There are two possible exceptions to the specific and clear consent rule from the child's legal guardian: when the collection of the data is necessary to contact the parents or legal guardian (such data must be used only once and must not be stored) or for the protection of the child. Under no circumstances may the child's data be passed on to a third party without the consent of guardians.

The LGPD does not, however, address the legal basis for the processing data regarding adolescents, which could establish a debate on the application thereof. Is the consent of the guardian, as expressly indicated for children, also necessary for adolescents?

For the purposes of exercising consent, individuals over the age of 16 and under the age of 18 are incapable with respect to certain civil acts or with respect to the manner in which they consent to them and need the assistance of their guardians. On the other hand, minors under 16 years of age are absolutely incapable of personally performing acts of civic life, requiring representation for the performance of any act.

The Civil Code also states that "no one may claim what, by an annulled obligation, he has paid to an unfit person, if he does not prove that the amount paid reverted to such person." In other words, in order for the effects of a legal transaction entered into with a minor to be maintained, it must be proved that such effects reverted to that minor. Thus, assuming that, in a scenario of processing of personal data of adolescents, this processing is reverted to the benefit of the adolescent himself, it would be possible to argue that this action would dispense with the consent of the adolescent’s guardian.

Upon establishing a restriction to the effect of requiring the specific and clear consent of at least one of the parents or legal guardian, the legislator did so specifically for children, excluding adolescents from this rule. It is not, therefore, a gap, but eloquent silence. Thus, there does not appear to be an additional requirement beyond the consent of the adolescent and/or the use of any of the legal bases of articles 7 or 11 of the LGPD in the case of data processing, including in the context of advertising.

However, the question is raised in the data protection system, with part of the legal scholarship indicating the need for guardian consent for both children and adolescents.[5] It is hoped that the National Data Protection Authority can help to settle the issue by establishing clearer criteria regarding the processing of personal data regarding adolescents, including in contexts such as advertising.

[1] Per the terms of article 5, subsection X, of the LGPD, processing is all operations carried out with personal data, such as those relating to the collection, production, reception, classification, use, access, reproduction, transmission, distribution, processing, filing, storage, discarding, assessment, or control of the information, modification, dissemination, transfer, diffusion, or extraction.

[2] See Resolution No. 163/2014 of the National Council for the Rights of Children and Adolescents (Conanda).

[3] Article 2 of Conanda Resolution No. 163/2014.

[4] As an example, we have Prof. Diogo Coutinho, in a recently published article: “Publicidade Infantil: ilegal e ponto final” [“Advertising to Children: illegal, period”], available at Accessed on: February 9, 2020.
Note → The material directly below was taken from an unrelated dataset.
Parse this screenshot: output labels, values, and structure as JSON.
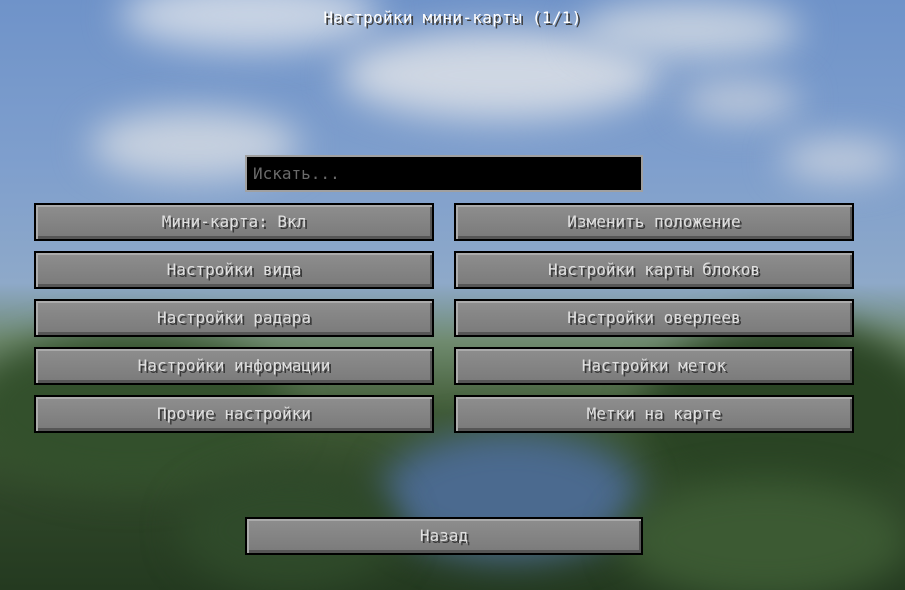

[5] In that sense, Rosana Leal da Silva in "A Infância Conectada: A Proteção de Dados Pessoais de Crianças e Adolescentes em Perspectiva Comparada entre a União Europeia e o Brasil” [“The Protection of Personal Data of Children and Adolescents in a Comparative Perspective between the European Union and Brazil”], found in Direito e Internet IV [“Law and Internet IV”] (São Paulo: Quartier Latin, 2019), indicates that "according to the Brazilian civil law system, children and adolescents are incapable of performing valid legal acts, an incapacity that will be remedied by the representation or assistance of their parents or guardian. Requirement of consent correct and appropriate", pg. 279.